Task. Take every line containing "false" out of the records.

(Dataset rows describing interfaces)
──────

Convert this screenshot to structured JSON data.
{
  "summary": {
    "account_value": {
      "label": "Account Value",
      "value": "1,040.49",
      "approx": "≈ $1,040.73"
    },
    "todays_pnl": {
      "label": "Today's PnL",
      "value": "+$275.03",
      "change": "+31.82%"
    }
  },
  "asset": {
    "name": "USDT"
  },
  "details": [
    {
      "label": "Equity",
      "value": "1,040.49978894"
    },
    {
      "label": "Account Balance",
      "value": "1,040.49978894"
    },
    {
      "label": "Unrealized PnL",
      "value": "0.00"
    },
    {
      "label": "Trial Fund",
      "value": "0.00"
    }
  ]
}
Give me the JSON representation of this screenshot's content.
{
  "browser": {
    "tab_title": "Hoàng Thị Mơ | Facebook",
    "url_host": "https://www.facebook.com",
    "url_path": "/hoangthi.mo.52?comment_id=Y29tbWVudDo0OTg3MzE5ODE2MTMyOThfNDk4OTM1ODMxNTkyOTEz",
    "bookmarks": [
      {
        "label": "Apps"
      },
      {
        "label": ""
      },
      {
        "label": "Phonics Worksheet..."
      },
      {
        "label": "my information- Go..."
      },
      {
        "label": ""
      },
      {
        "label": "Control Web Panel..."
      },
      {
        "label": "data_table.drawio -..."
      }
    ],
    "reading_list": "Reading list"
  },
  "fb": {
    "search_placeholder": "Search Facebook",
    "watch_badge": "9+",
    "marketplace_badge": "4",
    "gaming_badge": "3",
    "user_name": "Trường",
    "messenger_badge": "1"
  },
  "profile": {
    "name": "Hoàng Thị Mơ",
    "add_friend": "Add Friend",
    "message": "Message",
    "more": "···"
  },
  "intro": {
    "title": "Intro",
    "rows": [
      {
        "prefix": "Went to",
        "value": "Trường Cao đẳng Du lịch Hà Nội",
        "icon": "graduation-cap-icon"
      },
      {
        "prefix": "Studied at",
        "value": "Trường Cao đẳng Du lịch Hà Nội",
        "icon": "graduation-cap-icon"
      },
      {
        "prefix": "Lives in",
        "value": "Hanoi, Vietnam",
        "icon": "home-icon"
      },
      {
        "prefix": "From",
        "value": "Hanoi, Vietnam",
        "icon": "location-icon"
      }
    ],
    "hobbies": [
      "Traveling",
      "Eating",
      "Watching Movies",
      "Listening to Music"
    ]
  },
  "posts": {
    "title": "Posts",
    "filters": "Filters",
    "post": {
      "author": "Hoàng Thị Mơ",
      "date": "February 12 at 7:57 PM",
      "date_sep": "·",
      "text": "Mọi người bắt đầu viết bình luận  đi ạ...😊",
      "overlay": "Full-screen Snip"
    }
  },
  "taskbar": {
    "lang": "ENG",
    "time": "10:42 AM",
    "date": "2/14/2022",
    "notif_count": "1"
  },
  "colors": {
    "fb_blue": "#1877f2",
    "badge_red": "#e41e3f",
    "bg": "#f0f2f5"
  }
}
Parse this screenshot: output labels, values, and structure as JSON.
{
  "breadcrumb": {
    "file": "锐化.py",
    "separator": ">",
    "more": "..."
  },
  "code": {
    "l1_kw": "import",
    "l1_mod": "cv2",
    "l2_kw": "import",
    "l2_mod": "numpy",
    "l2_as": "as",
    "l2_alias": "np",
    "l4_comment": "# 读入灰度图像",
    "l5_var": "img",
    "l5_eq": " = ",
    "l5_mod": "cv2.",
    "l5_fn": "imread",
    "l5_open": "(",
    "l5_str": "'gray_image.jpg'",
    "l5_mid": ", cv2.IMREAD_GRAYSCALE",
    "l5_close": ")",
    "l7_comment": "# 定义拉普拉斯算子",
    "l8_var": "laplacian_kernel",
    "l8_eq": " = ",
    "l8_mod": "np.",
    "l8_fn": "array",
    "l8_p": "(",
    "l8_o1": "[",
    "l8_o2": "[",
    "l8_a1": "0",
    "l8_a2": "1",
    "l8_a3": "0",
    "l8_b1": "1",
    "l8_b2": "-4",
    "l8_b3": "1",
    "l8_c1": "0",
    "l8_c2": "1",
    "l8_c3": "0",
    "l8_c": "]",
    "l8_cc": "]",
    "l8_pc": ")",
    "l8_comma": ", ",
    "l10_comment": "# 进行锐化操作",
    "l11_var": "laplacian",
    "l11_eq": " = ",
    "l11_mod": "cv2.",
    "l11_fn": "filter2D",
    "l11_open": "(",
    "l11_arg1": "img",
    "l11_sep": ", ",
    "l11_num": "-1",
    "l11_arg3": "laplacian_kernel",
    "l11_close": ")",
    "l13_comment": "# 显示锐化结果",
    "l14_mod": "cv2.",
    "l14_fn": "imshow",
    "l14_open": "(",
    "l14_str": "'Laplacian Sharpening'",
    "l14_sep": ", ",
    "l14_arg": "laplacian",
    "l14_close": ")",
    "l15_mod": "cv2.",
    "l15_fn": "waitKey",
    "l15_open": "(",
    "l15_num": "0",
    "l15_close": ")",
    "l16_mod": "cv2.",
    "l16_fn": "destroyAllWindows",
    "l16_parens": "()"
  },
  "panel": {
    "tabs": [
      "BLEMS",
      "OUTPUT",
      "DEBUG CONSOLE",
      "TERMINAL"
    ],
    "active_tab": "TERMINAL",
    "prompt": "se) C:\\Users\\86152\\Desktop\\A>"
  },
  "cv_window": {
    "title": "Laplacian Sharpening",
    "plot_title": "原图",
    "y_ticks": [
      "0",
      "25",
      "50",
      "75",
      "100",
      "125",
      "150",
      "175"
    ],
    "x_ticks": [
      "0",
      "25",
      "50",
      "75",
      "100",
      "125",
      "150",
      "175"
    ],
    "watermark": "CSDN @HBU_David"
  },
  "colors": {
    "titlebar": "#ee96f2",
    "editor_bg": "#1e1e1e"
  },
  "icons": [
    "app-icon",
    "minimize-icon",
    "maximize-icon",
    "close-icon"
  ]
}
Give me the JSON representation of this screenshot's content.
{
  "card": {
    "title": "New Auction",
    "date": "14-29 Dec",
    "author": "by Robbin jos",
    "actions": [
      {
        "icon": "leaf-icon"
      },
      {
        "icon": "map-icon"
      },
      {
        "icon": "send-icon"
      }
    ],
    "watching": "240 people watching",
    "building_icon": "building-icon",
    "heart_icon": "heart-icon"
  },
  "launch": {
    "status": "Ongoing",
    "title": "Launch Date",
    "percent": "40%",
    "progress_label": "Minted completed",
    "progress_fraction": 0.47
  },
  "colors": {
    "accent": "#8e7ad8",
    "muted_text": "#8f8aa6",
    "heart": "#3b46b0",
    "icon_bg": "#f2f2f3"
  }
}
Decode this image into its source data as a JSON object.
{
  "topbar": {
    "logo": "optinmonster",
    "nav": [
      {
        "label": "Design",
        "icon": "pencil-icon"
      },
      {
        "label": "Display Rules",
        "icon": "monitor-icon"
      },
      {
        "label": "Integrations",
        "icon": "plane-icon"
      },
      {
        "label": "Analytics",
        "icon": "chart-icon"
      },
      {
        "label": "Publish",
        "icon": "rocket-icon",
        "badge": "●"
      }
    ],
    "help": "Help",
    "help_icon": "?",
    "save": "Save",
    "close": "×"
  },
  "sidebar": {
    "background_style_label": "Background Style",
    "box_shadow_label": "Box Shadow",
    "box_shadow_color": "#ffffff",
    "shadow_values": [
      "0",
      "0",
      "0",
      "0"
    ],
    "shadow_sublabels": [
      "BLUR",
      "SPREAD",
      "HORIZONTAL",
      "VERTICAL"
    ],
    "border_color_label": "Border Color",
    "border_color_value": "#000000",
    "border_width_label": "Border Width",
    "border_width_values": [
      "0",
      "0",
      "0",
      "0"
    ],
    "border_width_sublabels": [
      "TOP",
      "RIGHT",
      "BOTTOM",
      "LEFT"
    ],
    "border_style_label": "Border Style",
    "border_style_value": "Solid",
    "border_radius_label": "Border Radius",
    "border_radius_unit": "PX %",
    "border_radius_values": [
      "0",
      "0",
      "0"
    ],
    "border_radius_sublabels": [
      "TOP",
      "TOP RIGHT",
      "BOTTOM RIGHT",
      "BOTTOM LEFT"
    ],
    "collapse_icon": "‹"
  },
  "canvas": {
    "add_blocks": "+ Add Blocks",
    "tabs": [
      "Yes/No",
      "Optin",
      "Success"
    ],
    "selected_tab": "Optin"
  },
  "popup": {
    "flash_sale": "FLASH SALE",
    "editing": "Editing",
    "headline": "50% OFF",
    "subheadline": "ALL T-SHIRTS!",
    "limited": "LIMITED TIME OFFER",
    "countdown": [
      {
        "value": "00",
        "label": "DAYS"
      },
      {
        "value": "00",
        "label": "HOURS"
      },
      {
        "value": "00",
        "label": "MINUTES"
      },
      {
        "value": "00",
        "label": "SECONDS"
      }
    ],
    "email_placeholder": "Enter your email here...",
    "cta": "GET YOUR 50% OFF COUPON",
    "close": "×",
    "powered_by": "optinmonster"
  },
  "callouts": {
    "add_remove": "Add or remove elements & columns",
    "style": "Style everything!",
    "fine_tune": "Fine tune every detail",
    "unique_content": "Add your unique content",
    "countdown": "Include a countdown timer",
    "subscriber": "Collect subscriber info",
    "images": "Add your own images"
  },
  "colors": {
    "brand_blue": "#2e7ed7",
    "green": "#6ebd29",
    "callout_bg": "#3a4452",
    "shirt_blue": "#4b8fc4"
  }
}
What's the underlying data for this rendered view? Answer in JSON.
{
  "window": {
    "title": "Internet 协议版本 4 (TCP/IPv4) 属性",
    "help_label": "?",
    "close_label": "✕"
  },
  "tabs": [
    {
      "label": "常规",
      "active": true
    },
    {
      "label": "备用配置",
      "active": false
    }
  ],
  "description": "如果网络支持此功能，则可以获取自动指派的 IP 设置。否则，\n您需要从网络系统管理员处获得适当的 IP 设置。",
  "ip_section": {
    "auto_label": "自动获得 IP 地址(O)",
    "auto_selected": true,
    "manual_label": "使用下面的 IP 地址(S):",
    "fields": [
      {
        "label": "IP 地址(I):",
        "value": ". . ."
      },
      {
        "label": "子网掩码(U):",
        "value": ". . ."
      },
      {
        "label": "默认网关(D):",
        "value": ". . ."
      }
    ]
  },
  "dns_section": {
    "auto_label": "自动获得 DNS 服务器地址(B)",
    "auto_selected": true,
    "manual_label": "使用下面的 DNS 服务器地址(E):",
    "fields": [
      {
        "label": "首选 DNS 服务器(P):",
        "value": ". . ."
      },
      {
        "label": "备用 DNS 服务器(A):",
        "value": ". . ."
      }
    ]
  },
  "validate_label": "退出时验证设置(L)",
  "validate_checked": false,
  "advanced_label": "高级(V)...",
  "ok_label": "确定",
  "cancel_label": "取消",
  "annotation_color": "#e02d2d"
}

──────

Task result.
      "active": false
  "validate_checked": false,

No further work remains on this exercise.